--- Data supplied ---

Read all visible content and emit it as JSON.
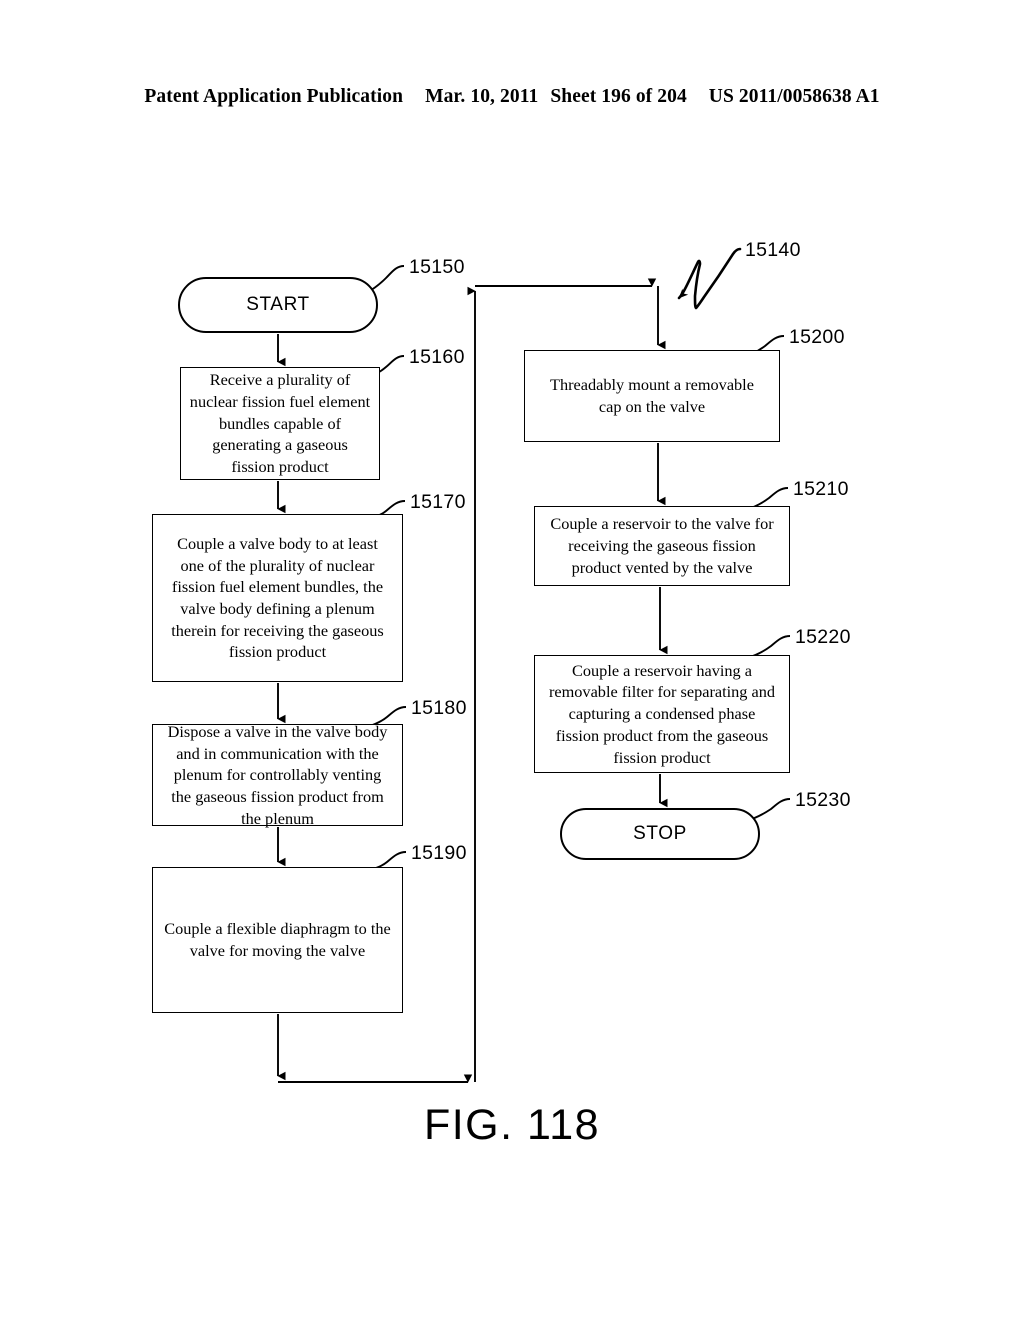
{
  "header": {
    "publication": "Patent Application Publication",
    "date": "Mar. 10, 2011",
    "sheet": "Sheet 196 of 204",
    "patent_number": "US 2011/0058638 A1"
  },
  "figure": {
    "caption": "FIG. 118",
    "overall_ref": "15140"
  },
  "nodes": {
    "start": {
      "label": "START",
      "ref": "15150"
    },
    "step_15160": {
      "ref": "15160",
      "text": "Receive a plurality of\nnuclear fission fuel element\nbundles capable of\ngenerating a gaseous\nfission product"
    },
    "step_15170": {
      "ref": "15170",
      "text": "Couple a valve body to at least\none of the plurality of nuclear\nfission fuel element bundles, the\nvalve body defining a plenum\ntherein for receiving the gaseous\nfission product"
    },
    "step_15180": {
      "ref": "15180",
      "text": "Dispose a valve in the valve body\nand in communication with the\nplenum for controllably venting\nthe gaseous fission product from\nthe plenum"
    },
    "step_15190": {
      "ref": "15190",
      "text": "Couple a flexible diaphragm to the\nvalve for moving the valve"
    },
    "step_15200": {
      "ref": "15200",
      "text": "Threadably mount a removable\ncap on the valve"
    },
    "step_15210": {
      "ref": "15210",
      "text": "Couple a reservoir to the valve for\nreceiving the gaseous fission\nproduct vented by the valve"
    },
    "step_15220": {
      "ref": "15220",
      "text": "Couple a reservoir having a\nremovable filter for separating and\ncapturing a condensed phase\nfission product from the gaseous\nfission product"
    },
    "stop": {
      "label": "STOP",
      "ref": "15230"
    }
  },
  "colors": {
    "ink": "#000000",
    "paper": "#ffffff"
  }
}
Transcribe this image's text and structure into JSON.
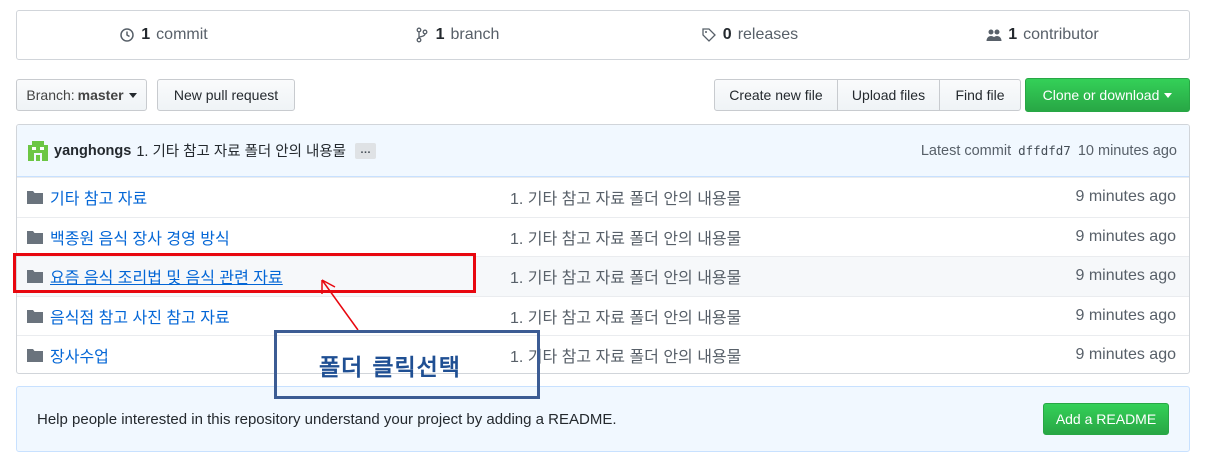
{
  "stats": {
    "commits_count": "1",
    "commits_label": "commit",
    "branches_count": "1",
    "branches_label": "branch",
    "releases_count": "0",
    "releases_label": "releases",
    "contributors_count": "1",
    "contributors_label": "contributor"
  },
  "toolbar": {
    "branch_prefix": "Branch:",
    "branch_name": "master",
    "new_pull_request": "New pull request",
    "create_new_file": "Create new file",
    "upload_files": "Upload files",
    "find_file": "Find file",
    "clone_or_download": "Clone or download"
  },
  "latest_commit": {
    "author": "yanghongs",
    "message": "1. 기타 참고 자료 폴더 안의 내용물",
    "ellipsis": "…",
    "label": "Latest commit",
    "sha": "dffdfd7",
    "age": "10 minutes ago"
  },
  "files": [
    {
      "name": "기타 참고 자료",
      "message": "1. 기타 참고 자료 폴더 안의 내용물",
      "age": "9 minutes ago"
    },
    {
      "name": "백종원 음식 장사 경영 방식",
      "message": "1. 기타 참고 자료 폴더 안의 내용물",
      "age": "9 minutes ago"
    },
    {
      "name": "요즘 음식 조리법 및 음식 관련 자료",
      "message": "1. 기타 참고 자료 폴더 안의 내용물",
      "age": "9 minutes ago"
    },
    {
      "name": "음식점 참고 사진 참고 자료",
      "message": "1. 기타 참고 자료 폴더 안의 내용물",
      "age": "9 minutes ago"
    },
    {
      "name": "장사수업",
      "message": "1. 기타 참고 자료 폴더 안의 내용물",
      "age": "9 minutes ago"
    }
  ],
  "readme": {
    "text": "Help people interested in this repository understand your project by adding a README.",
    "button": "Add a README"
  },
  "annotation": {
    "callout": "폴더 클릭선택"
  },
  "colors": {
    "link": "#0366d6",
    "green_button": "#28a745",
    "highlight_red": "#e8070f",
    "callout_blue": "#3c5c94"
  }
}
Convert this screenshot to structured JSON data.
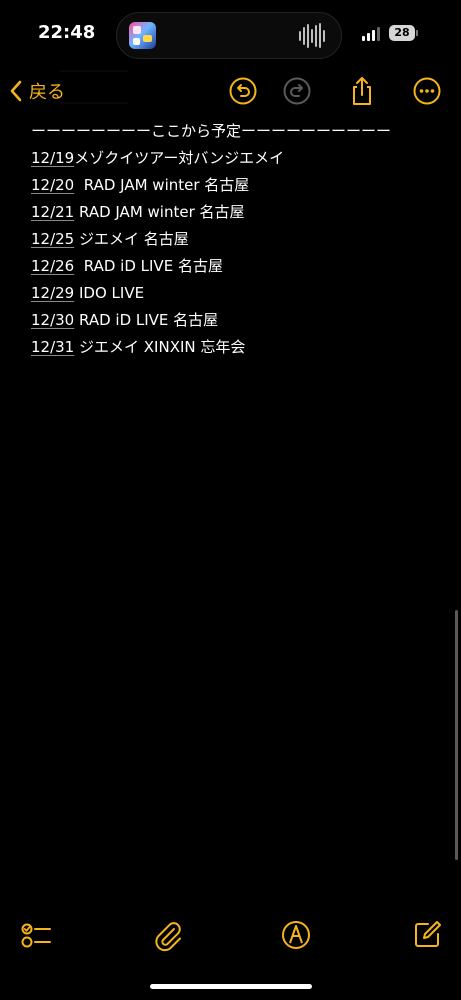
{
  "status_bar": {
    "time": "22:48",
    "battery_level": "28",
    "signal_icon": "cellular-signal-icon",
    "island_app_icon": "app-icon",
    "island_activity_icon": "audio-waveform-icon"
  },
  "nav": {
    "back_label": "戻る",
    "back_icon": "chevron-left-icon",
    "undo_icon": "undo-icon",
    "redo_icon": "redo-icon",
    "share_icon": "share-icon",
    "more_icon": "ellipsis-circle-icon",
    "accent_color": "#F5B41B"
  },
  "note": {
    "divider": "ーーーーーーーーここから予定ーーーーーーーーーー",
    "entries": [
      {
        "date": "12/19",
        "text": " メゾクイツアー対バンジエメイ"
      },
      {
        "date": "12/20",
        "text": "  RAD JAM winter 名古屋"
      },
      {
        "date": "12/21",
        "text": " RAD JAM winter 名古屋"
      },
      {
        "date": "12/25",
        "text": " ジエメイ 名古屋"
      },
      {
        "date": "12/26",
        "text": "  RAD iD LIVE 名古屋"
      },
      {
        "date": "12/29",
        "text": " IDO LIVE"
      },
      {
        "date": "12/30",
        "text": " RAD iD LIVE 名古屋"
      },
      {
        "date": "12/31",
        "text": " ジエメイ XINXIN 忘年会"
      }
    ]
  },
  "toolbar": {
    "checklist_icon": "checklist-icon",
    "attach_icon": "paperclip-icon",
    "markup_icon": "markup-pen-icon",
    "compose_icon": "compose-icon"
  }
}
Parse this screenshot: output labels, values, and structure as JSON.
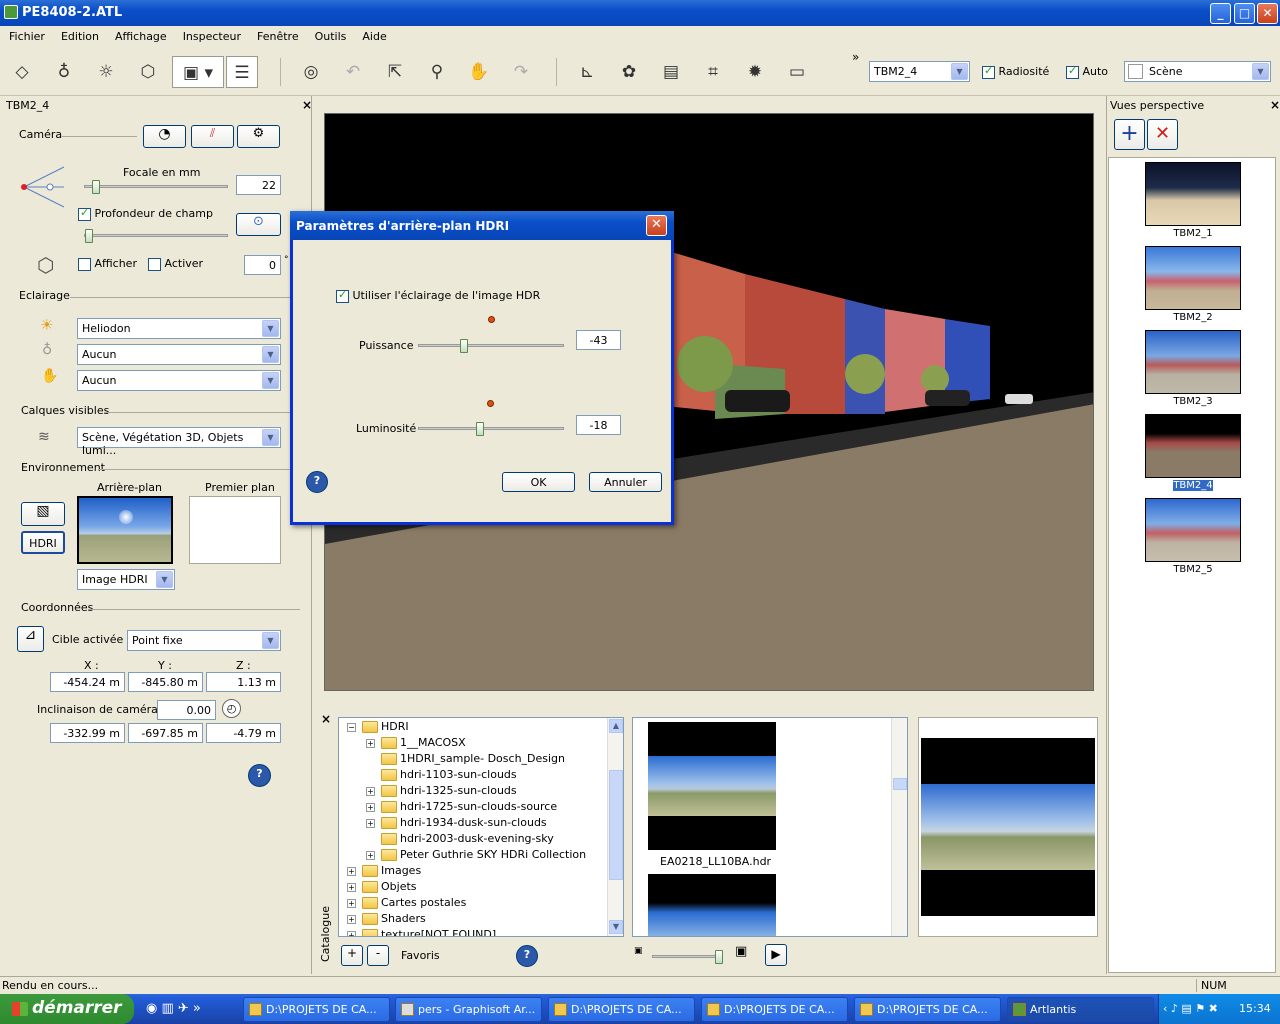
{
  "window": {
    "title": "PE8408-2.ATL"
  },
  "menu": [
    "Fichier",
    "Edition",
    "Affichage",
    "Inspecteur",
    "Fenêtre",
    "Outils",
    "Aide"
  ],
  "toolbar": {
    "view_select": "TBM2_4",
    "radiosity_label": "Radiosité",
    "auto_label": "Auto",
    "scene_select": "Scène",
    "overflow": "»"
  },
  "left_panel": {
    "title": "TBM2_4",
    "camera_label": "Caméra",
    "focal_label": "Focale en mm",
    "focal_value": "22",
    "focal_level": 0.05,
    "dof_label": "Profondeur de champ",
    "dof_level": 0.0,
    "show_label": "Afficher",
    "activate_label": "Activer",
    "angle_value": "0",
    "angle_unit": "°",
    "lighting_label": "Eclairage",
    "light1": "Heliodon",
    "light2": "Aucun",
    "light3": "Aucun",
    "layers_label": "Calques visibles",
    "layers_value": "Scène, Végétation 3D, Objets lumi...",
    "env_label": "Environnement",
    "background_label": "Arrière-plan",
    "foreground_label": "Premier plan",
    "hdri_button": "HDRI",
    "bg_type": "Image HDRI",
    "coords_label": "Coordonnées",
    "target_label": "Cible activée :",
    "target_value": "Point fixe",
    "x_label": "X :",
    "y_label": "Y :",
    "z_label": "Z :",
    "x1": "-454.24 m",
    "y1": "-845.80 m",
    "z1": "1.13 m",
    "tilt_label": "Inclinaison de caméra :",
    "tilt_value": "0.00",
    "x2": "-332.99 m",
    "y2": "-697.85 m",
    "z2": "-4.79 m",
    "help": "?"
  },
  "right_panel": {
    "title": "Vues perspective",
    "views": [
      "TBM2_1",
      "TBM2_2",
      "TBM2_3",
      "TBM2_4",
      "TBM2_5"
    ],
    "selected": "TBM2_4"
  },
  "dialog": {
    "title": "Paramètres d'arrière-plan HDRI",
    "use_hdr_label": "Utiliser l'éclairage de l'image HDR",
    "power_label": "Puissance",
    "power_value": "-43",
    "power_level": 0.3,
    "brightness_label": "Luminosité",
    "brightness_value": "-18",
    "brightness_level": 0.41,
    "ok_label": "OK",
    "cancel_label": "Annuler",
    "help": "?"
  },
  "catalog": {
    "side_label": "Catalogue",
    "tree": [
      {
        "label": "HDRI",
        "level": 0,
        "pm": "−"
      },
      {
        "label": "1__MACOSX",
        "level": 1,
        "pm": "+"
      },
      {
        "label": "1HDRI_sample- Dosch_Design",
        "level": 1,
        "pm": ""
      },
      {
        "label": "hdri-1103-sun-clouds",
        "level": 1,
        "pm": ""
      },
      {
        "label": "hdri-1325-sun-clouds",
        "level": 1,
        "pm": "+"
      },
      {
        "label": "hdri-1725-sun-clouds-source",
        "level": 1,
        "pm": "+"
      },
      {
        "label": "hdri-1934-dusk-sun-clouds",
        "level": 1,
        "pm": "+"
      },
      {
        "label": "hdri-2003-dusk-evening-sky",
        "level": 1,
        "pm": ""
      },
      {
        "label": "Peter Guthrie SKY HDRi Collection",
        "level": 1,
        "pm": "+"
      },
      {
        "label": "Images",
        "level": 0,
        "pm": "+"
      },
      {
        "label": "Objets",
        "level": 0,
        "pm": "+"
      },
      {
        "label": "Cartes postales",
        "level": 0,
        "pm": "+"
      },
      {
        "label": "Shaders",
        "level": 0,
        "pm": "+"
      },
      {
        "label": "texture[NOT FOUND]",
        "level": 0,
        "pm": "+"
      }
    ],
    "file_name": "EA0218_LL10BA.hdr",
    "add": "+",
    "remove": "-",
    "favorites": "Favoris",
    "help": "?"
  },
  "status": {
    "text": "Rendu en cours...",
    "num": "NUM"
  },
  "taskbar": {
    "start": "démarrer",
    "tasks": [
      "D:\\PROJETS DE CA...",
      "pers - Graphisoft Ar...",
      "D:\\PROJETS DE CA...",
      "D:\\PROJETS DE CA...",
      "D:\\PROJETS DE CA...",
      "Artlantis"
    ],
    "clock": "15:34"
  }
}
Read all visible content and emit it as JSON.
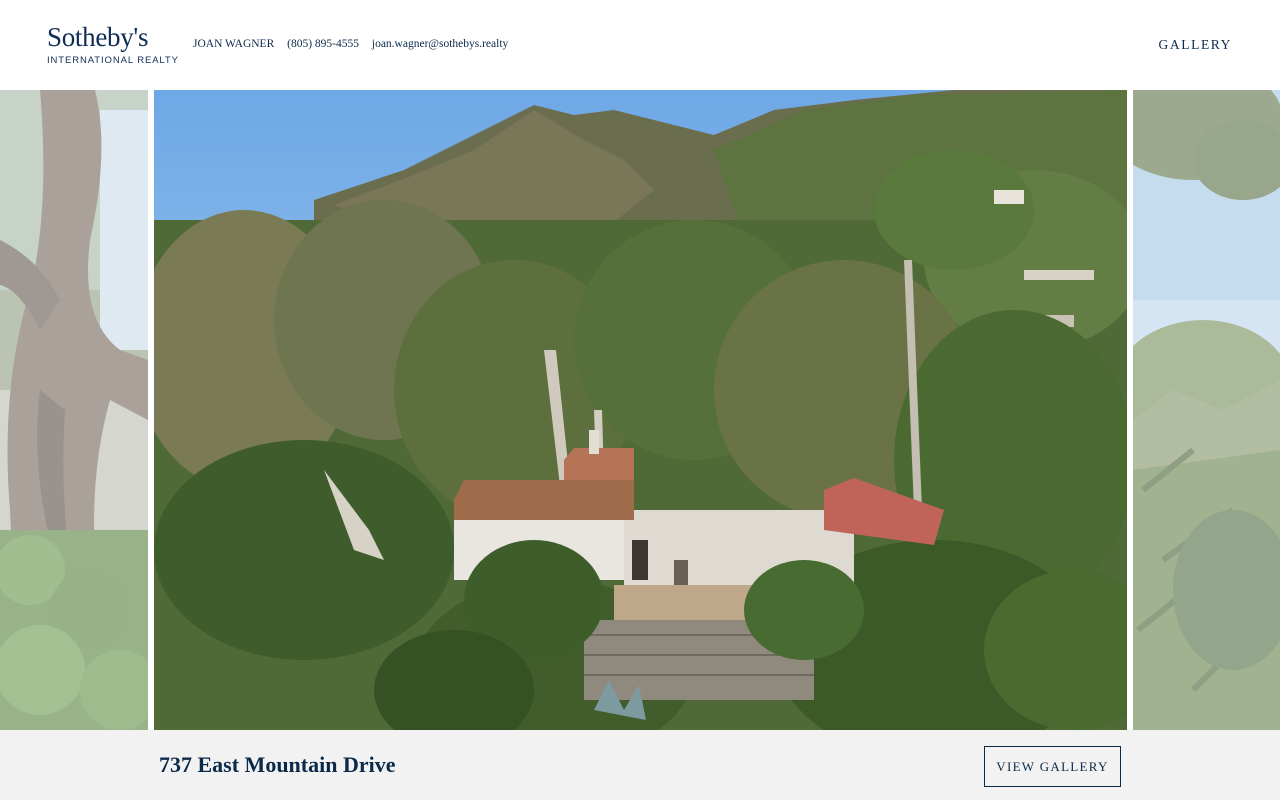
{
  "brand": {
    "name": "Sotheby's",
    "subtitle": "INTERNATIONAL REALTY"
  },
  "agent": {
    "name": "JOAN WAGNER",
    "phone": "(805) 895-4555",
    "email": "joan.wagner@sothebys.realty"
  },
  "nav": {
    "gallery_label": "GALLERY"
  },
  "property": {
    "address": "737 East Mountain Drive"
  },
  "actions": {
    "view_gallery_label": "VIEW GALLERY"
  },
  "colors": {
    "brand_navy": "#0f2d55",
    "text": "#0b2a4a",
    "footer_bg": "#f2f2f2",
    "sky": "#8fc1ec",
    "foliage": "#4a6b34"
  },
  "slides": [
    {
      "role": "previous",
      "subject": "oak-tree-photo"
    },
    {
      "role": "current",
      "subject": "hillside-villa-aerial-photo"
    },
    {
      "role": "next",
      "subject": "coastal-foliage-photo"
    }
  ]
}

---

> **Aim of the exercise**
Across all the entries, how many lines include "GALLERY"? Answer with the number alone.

> **Solution**
2